**EXERCISE PROMPT**
What lines of the data hold the string "true"? Copy them all.
============================================================
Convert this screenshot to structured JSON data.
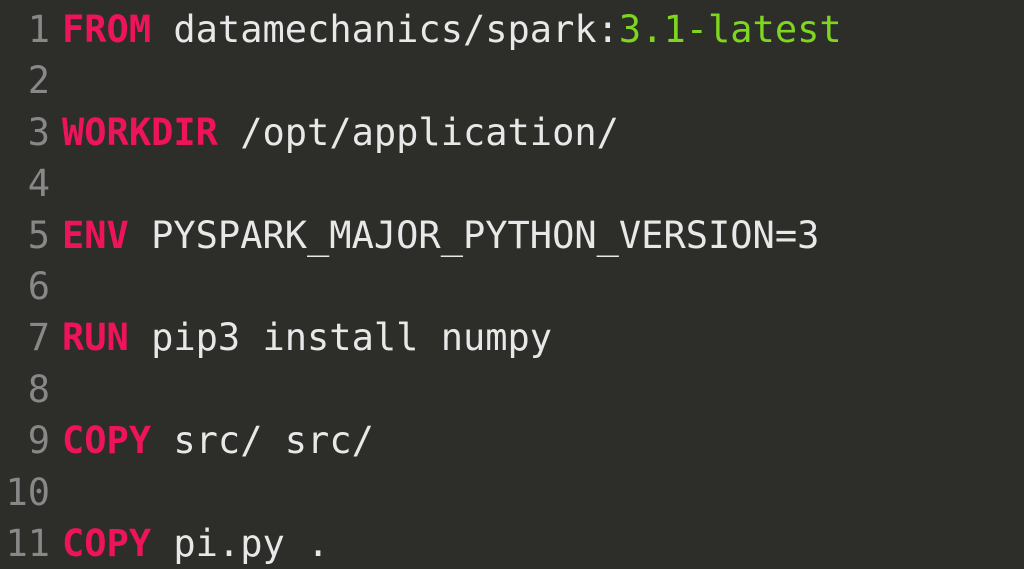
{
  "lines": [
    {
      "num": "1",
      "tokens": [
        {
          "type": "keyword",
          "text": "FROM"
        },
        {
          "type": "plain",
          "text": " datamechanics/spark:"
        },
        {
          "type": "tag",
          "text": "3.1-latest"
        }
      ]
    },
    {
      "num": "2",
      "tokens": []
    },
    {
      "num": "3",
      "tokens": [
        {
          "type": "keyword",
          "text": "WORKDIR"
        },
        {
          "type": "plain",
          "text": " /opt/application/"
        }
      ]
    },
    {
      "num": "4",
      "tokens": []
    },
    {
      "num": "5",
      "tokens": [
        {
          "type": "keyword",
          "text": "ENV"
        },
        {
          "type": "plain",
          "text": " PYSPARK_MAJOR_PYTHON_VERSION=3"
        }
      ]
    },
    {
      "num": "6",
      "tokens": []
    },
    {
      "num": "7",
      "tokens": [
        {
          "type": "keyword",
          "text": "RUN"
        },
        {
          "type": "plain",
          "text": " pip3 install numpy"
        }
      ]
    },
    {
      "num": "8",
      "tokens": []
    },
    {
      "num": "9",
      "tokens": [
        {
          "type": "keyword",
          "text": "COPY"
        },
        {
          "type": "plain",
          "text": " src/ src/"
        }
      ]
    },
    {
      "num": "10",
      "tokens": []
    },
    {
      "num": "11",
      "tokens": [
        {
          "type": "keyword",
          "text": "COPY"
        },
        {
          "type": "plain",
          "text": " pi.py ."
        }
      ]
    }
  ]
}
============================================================
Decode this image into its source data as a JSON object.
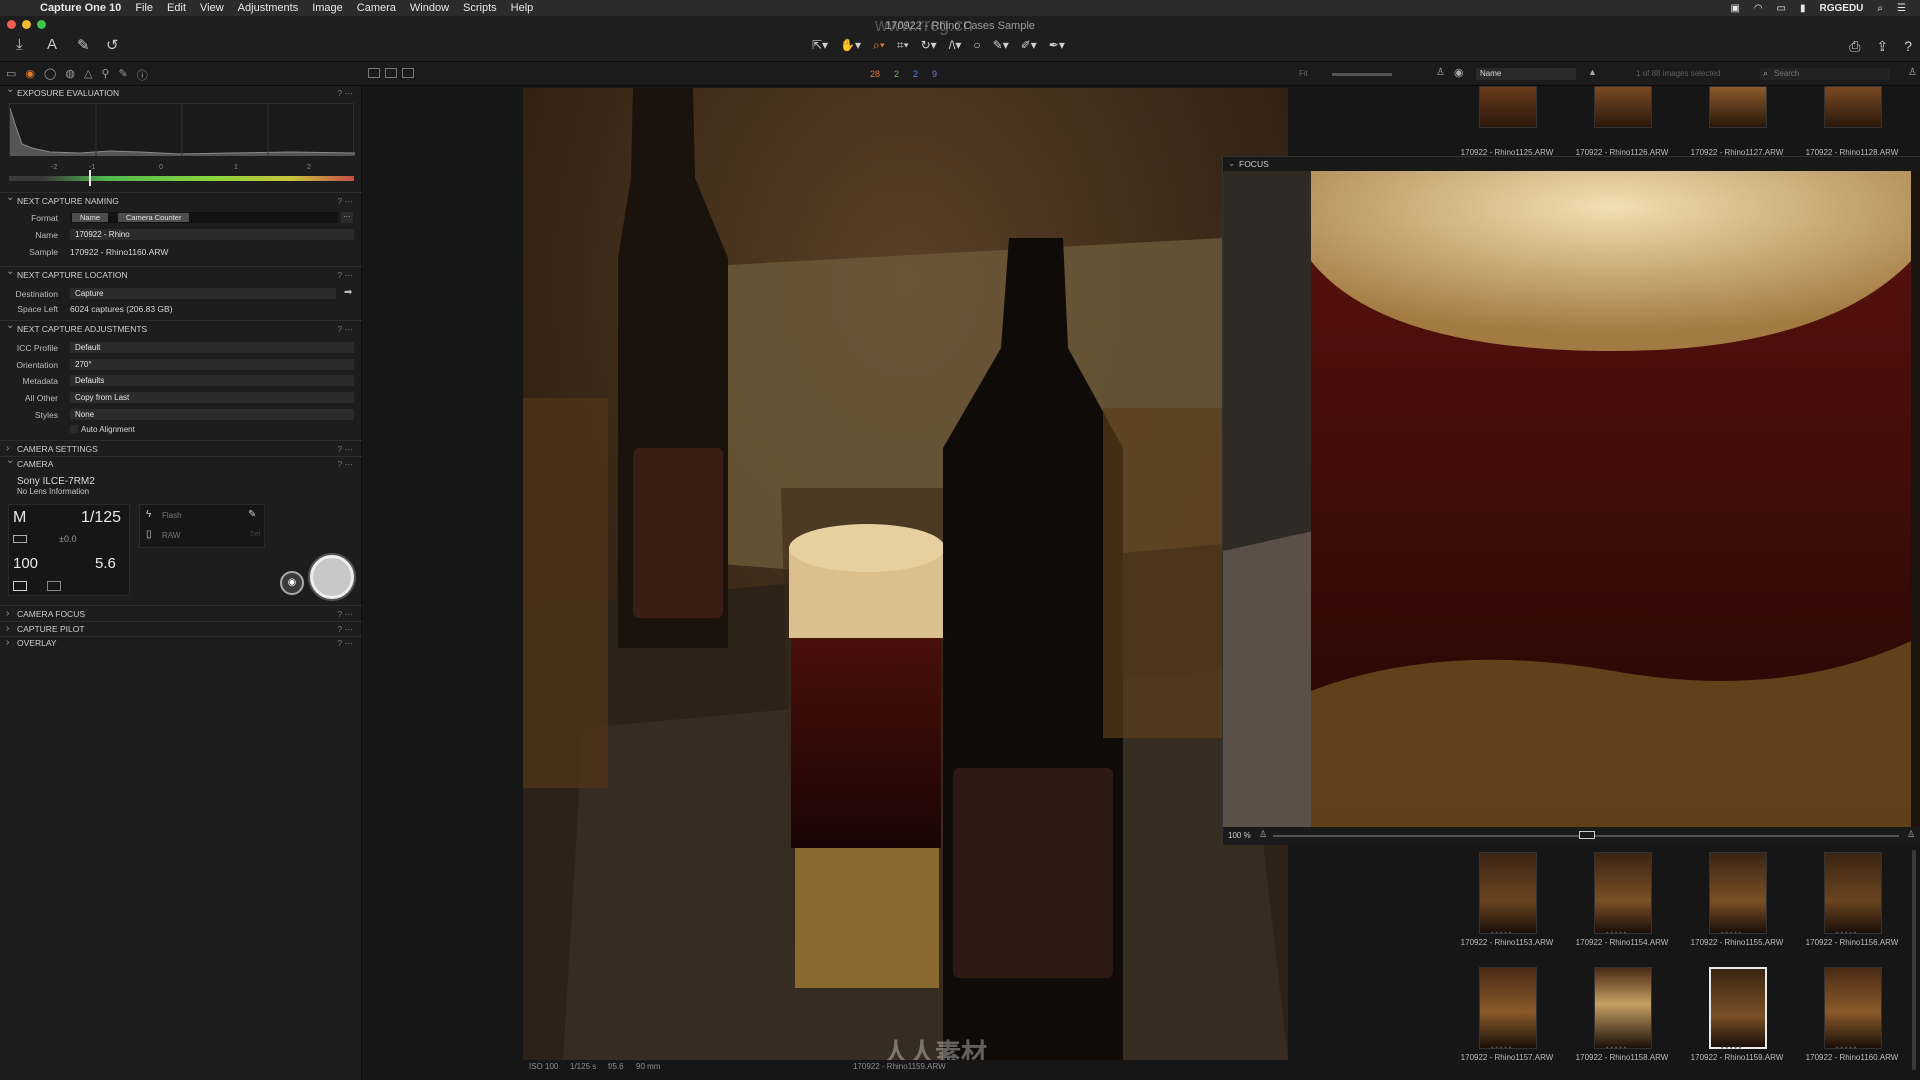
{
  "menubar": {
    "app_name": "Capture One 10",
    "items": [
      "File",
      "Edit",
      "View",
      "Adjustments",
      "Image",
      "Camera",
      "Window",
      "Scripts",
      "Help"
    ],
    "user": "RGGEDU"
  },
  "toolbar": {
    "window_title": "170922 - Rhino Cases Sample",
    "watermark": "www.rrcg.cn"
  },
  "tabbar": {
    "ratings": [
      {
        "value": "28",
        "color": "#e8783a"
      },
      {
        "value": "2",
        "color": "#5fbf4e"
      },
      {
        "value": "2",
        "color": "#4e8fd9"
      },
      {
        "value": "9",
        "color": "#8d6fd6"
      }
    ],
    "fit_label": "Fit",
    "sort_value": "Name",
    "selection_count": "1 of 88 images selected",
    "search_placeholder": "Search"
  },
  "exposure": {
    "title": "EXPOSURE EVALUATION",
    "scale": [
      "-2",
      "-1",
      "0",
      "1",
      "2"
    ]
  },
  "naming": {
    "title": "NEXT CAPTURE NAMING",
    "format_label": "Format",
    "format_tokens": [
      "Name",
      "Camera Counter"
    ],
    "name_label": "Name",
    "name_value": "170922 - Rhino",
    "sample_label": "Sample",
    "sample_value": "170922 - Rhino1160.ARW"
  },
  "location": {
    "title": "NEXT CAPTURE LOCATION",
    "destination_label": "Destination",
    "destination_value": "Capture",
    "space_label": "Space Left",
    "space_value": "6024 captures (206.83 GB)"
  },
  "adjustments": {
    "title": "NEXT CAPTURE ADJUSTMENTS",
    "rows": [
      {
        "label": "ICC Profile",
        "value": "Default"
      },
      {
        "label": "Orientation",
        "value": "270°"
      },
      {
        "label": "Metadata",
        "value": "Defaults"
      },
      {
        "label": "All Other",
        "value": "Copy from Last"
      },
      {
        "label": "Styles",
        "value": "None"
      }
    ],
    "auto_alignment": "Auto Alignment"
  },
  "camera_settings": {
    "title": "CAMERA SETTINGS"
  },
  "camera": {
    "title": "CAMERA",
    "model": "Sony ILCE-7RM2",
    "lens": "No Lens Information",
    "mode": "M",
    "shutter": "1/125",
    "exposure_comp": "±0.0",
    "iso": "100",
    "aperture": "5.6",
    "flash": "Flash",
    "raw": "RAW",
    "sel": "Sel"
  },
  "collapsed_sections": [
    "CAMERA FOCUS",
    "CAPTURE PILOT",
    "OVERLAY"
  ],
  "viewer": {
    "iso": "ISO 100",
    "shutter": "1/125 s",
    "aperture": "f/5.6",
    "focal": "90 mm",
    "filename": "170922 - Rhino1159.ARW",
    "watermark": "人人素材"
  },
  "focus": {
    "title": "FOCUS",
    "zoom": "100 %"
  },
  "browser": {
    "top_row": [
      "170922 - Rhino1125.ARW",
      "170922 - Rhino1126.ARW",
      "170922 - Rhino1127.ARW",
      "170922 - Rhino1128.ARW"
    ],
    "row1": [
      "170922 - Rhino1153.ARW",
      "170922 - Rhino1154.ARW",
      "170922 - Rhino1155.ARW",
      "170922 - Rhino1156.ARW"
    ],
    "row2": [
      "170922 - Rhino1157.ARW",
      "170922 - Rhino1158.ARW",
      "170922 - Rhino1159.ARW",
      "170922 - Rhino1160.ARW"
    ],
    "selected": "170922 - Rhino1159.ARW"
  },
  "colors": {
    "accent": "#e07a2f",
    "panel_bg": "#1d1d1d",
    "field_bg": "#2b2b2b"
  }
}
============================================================
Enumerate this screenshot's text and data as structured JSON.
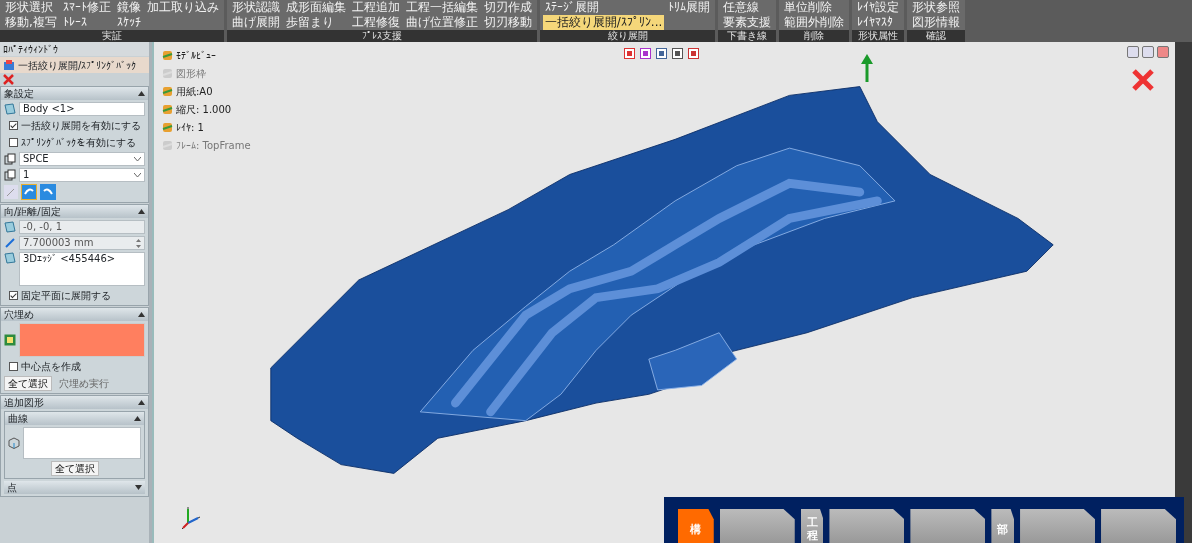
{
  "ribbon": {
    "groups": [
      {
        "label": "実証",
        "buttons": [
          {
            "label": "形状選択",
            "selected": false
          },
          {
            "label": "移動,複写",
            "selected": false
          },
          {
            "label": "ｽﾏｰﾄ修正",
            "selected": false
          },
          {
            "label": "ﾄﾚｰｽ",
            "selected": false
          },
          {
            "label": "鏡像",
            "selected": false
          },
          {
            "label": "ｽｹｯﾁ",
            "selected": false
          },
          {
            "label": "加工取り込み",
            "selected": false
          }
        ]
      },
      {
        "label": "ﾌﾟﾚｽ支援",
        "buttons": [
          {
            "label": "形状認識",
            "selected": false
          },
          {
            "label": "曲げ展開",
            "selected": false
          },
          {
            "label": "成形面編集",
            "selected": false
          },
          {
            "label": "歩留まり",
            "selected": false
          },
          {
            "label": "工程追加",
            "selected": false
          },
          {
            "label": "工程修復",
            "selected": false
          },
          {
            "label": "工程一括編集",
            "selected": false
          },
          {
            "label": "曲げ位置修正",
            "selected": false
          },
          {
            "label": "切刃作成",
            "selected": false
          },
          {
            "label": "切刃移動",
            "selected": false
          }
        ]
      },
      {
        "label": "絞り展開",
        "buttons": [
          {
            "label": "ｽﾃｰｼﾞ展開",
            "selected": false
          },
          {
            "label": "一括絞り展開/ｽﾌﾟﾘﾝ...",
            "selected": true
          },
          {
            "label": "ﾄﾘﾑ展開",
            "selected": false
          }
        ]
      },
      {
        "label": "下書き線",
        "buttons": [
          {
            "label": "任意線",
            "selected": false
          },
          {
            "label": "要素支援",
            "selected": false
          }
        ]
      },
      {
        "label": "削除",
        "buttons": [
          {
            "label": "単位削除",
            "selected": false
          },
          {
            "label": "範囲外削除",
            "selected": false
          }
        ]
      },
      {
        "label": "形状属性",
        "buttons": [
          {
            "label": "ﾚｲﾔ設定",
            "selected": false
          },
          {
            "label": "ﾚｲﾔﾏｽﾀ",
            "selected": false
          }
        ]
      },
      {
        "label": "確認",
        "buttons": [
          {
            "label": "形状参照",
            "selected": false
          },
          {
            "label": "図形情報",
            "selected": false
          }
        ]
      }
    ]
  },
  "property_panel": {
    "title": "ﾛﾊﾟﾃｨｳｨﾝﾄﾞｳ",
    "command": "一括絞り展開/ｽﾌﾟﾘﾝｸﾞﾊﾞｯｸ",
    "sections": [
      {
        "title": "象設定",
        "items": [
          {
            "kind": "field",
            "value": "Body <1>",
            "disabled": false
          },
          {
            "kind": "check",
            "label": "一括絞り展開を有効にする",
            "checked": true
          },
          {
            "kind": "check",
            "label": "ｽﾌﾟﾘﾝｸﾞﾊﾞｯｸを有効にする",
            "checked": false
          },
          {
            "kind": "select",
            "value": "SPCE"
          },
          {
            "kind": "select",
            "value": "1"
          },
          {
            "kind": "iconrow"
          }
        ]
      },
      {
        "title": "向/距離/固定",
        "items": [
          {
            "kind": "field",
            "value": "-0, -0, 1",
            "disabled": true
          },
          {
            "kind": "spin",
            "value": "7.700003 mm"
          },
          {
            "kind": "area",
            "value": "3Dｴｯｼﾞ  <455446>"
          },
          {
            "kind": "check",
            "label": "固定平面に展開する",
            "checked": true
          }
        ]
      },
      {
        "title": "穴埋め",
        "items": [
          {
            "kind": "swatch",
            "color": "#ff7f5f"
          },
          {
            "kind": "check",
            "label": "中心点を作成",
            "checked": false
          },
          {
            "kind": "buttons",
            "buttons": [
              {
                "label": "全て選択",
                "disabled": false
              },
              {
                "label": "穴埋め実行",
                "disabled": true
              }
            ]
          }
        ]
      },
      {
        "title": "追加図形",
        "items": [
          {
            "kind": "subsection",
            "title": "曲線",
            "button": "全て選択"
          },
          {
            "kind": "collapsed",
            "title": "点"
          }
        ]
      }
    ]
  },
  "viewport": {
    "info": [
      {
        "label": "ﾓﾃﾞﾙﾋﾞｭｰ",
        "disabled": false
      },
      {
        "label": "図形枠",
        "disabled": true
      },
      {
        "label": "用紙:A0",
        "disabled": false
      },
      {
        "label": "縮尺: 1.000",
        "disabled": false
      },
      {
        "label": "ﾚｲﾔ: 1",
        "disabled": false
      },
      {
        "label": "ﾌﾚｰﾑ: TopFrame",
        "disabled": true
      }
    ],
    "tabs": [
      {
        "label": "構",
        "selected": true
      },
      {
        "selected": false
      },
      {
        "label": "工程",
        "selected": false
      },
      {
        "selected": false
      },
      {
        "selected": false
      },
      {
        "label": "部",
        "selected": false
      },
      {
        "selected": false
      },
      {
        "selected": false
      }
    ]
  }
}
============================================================
**RESPONSE TO THIS TASK**
            "selected": true
            "checked": true
            "disabled": true
            "checked": true
                "disabled": true
        "disabled": true
        "disabled": true
        "selected": true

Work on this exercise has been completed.